A quick, wide smile appeared in the now-familiar computer square.
Hair pulled back, Bethany McKee offered a tip on Zoom recording logic, graceful gestures animating her thought.
She talked about how a simple change in setting, like using the gallery view option, made a huge difference in the final result.
“There are specific settings that make it easier to edit afterwards,” the San Diego City College alumna said.
McKee uncovered skills during her time at City College in 2018 that have come in especially handy during the pandemic and a cross-country move.
She dove headfirst into videography during a history class at City College, and found herself creating part of Monica Montgomery Steppe’s successful campaign for San Diego City Council.
For a class assignment, she reached out to the candidate, offering to interview her and create a video.
She had no formal video editing experience other than exploring software. But that didn’t stop her. At least not at first.
“This seems like something I could do,” she remembered thinking. “And then like — entirely panicked for several days after she said yes.”
She invited Montgomery Steppe to her home, set up an iPad and a phone, then filmed and edited content for her three pillar issues – economic opportunity, homelessness and police reform.
“I suddenly realized this was something I’d been interested in for a long time, and that whatever else I studied, I’d want to be able to make videos and get the information out there,” McKee said.
The People’s Councilmember remains laserbeam-focused on economic recovery for all, reimagining public safety, safe & healthy communities – our 3 pillars of governance. The grassroots movement continues. It takes all of us being stronger together. #ourvoicesmatter#peoplepowered pic.twitter.com/GWaJvVXZom
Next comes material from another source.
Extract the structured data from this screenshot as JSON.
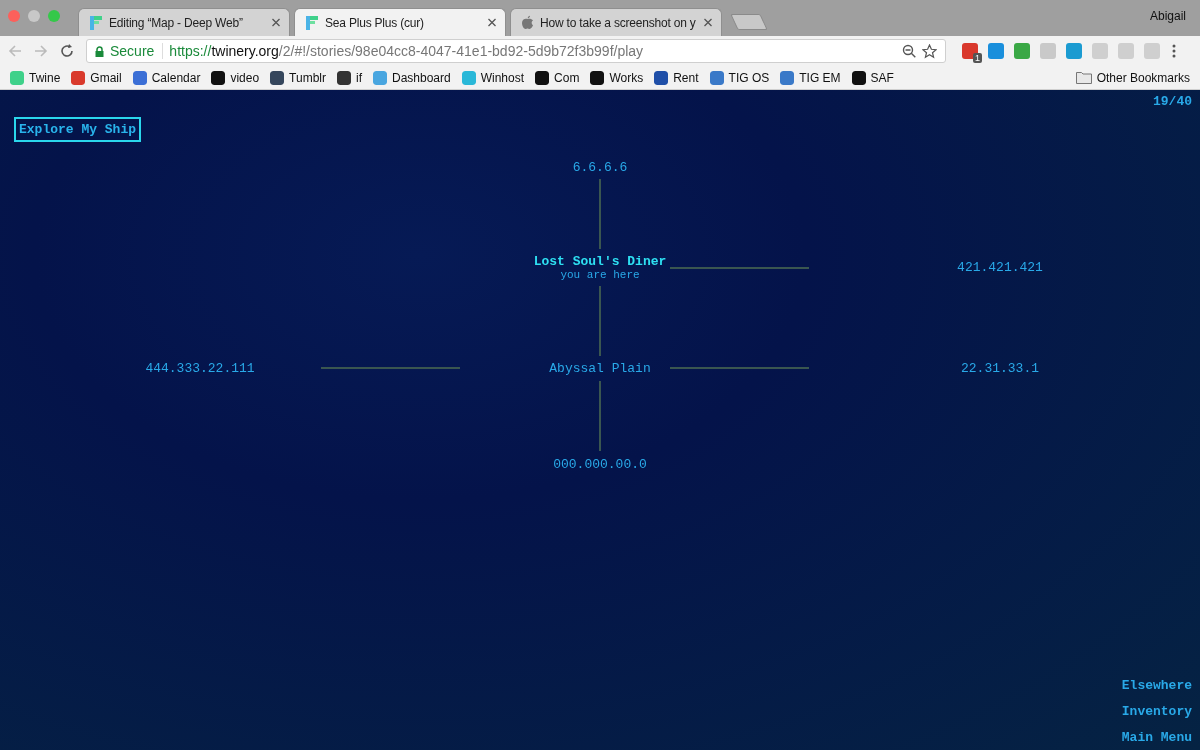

— People’s Councilmember Monica Montgomery Steppe (@CD4Monica) December 7, 2020
The history major then incorporated video production and editing into her classwork, alongside international relations and social justice.
With a plan to move back to her home state of Oklahoma in early 2020, she envisioned expanding her social network, interests and business connections.
Then COVID-19 hit.
High-risk family members took priority, and plans for camera work needed to shift online.
But McKee still found herself driven to tell personal stories that change the world for the better.
She remains involved in national and local activism in Tulsa, making adjustments along the way.
Her current videography project explores real COVID-19 stories through the eyes of ICU nurses and a hospice care worker.
A labor of love, the timeline is fluid.
The pandemic shifted results, but the drive to tell important stories, and the videography introduced during her City College experience has remained.
McKee said her professor had predicted as much.
“If you really invest your time, do something you’re interested in, it can open up new doors for you,” she was told. “And that definitely happened for me.”
Kathy Archibald was a student in DJRN 200, Newswriting for Multimedia, during the spring 2021 semester.